== Provided entries

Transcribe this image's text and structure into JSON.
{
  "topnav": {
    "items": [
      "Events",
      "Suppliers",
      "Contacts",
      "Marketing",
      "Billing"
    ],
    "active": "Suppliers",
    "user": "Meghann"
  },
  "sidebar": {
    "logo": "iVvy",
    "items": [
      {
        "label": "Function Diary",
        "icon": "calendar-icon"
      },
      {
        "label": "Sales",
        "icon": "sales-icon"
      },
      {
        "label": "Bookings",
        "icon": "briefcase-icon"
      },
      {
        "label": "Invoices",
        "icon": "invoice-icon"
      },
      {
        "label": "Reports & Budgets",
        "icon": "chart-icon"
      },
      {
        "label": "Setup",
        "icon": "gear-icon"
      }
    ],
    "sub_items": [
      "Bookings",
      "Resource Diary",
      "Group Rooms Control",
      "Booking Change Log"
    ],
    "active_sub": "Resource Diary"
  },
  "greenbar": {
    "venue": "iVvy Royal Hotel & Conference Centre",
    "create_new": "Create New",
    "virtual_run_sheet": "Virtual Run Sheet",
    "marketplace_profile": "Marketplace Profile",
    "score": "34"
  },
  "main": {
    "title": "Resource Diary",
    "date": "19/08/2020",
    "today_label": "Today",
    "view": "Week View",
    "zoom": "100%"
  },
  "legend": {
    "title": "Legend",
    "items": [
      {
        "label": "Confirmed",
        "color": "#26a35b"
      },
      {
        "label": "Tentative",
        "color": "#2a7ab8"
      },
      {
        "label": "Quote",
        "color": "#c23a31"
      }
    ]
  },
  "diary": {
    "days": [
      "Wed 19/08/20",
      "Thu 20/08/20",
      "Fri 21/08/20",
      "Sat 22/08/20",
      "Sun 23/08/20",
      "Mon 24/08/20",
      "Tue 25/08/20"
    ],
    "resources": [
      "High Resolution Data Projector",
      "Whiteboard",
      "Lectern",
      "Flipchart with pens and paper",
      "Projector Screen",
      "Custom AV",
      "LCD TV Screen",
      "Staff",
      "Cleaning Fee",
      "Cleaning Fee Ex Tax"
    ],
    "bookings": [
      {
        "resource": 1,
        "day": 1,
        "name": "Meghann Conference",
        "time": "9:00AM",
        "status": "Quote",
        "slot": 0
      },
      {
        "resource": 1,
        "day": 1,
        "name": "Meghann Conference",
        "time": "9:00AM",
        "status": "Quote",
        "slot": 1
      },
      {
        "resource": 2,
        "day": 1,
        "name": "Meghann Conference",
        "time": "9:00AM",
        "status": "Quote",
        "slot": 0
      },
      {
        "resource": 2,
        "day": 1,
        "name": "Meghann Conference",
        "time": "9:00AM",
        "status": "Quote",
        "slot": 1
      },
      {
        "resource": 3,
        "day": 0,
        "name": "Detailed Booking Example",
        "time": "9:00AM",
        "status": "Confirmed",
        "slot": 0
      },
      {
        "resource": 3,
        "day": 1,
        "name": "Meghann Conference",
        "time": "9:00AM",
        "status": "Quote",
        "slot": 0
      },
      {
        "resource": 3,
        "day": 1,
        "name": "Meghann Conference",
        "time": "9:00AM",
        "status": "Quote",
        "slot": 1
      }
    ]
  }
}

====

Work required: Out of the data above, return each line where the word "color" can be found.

Answer section:
        "color": "#26a35b"
        "color": "#2a7ab8"
        "color": "#c23a31"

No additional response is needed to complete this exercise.